There has been considerable progress in reducing heat-energy losses in the transmission process from about 35% to about 14% - 17%. This was possible with public investments in the municipal heating sector.


Latvia now has a comparatively high share of RES both in electricity production and in primary energy balance. This share is expected to decrease in relation to overall growth of energy consumption where fossil energy sources (mostly deployed in transport sector) meet a higher percentage of demand.


There are no such plants.


Coal power plant in Liepaja, 400 MWel; no heat production (the plant is expected to operate in condensation mode).There is currently a feasibility study underway, with completion expected in November 2008. Then, the Cabinet of Ministers will assess it and are expected to decide whether to go forward with this project. E.ON and some other West-European companies are named as possible investors. The Environmental impact assessment (EIA) is expected to start in 2009.

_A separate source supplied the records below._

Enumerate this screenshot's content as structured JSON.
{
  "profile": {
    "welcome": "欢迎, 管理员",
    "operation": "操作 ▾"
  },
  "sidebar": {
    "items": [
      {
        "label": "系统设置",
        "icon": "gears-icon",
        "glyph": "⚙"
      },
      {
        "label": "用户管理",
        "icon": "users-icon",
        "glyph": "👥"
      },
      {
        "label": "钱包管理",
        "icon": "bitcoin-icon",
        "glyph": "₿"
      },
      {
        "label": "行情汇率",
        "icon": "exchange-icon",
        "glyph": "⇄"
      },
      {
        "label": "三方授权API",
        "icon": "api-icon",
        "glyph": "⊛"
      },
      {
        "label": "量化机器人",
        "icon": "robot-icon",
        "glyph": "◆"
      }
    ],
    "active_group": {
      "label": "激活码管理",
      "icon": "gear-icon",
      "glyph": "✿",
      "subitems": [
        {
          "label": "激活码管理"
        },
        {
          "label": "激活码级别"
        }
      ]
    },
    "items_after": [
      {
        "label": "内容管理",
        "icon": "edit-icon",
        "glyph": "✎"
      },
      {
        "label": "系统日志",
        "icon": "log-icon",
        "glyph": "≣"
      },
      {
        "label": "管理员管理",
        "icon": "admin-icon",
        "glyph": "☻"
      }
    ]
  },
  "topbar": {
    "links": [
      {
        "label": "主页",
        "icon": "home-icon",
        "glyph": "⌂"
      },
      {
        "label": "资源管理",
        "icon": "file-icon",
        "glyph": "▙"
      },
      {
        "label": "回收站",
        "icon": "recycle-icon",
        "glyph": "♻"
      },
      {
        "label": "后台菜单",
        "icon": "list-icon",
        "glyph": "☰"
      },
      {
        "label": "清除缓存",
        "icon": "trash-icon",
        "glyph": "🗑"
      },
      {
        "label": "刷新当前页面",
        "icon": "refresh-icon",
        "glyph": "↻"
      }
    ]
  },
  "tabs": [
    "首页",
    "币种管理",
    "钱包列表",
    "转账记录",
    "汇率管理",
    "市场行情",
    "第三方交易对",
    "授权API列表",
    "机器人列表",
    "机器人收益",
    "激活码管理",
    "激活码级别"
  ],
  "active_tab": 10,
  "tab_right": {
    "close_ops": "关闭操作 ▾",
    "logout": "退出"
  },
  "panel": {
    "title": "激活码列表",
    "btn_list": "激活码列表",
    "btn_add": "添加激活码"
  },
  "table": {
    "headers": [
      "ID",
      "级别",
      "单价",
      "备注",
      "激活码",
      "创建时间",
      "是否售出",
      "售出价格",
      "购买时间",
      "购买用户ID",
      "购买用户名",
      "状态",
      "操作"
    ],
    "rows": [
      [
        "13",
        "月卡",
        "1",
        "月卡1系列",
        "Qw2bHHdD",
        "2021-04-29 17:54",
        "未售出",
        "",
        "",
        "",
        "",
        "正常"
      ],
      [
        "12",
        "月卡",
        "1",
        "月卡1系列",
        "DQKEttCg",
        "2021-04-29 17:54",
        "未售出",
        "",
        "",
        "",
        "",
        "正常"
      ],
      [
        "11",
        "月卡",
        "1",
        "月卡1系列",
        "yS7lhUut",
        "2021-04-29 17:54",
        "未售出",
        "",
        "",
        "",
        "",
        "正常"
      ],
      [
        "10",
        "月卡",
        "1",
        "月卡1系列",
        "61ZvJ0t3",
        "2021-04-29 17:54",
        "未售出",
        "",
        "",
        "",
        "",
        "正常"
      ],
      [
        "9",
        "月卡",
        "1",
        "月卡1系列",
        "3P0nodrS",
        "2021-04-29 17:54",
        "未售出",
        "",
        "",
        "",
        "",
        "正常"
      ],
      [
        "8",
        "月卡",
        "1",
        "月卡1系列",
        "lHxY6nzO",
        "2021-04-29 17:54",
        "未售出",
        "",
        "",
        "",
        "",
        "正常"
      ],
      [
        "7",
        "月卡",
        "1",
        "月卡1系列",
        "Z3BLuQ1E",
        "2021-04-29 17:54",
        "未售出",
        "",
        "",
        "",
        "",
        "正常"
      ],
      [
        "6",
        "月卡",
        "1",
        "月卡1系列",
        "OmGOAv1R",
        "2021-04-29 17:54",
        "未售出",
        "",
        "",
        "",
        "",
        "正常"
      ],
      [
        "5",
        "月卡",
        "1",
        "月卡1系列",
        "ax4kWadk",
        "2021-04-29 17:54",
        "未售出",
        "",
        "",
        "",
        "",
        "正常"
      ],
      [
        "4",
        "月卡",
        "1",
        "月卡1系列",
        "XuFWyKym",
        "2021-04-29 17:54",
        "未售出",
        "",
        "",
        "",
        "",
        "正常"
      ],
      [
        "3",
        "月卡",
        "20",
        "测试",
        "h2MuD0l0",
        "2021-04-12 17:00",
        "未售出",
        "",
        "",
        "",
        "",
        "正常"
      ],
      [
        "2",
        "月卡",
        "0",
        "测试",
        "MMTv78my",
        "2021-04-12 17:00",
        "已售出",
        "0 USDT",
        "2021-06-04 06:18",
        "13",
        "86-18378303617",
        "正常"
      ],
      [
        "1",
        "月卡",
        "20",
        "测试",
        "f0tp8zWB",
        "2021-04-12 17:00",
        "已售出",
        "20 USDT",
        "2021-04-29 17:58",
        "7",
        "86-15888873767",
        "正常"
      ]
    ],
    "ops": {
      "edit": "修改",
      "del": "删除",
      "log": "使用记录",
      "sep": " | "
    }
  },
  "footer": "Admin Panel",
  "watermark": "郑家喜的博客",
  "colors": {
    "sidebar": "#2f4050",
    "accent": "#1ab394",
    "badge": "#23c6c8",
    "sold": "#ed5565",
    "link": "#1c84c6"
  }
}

Yes, a plan for a coal power plant is being discussed and pushed forward with strong support from Ministry of Economy and Cabinet of Ministers. This would be a coal power plant using 90% coal and about 10% biomass working in the condensation regime with the total installed capacity for electricity generation of 400 MW. This power plant would be adjusted to deploy CCS technology. There are no direct governmental subsidies expected but there is a motion to provide stated guarantees for buying of electricity produced at this plant.


No, nuclear energy is not discussed in the context of CC policies in Latvia. It is linked to the fact that a large share of electricity is produced using RES. Moreover the primary challenges for reduction of GHG emissions are related to transport, heating, waste management, and agriculture sectors; nuclear has no role to play there. However, Latvia is considering joining the joint project of three Baltic countries and Poland to build a new NPP in Lithuania.


Other information


It is fully the responsibility of the Latvian Ministry of Environment to prepare reports and overviews as well as to elaborate policies and national positions used during negotiations with EU and the UN. In formal terms, the Cabinet of Ministers and, hence, other ministries such as Ministry of Economy and Ministry of Transport also play a role here, as they need to approve national positions and strategy papers (policies, programmes) that are prepared by Ministry of Environment.


Latvian Ministry of Environment (

Latvian agency for environment, Vides agentura